EDITORIAL NOTEBOOKS

Increasing awareness of climate change effects

So far, the 2017 season has featured at least two category five hurricanes, which have only occurred a few times since records have been kept. It seems that new hurricanes are forming within a few days of each other and there may be even more to come. The 2017 hurricane season is turning out to be one of the most destructive ones in history. It is estimated that there will be billions of dollars in damage, and some areas could take many weeks to rebuild everything that was destroyed. Hurricane seasons fluctuate in intensity, but what made this season to be one of the worst?

In order for hurricanes to form, they need two main things: heat and water. This year, according to the National Oceanic and Atmospheric Administration, the waters in the mid-Atlantic Ocean have been between 0.5 and 1 degree Celsius warmer than average this summer. Once the warm air rises above the ocean’s surface, it takes in heat and moisture. As the hot air rises, it leaves a lower pressure region below it. This repeats until air from higher pressure areas moves into the lower pressure area. This process heats up the air, allowing it to rise and produce swirls in the air. The air continues to rise until it gets high enough in the atmosphere to condense into clouds. These clouds become unstable and a vortex forms which is the start of the storm. The storm begins to build in the Mid-Atlantic and gains strength as it moves west. Sometimes, the storms are disrupted by the presence of the wind shear. The wind shears are winds that change in speed and direction in different levels of the atmosphere. The wind shear can disrupt storms by weakening them. Once the storm reaches the Caribbean, it can be influenced by steering patterns. These steering patterns can push the storm in either a northernly or southernly direction.

One of the reasons that caused the hurricanes of the 2017 season to be so strong was the lack of wind shears. Along with the warmer ocean temperatures, this caused the hurricanes to continue to intensify as they moved west towards land. Hurricane Irma, which made landfall on Florida, was one of the largest and most powerful storms ever recorded in history. At its peak, Irma measured hundreds of miles across and reached sustained winds of 180 miles per hour.
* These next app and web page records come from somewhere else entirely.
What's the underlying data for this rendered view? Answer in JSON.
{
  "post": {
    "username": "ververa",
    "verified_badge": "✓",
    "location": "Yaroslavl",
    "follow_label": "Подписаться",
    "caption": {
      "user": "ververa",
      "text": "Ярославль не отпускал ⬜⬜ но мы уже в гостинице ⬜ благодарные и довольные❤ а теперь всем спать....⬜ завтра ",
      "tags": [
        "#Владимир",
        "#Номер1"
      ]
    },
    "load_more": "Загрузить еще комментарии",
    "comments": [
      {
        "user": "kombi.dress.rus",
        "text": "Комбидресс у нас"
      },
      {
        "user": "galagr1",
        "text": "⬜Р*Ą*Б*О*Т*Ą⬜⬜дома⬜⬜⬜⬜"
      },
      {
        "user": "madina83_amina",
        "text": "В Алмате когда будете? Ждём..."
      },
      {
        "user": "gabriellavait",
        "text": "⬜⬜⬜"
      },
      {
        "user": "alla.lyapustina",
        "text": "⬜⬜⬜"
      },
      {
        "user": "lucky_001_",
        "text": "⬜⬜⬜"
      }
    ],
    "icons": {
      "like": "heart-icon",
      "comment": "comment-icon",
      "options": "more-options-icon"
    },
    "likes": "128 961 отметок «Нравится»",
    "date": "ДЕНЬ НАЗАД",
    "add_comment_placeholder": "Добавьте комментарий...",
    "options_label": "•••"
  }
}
Many believe that climate change has to do with the recent severity of the hurricane season. While it is not entirely because of this, some seasons are worse than others, and the effects of climate change have an impact on the already present natural risks. Already rising sea levels cause the storm surge to be more catastrophic. Similarly, loss of wetlands and natural barriers cause more damage to infrastructure, which can be attributed to climate change. Even though it was not the main cause of the severity of the hurricanes this year, we must still be conscientious of the effects that climate change poses to us.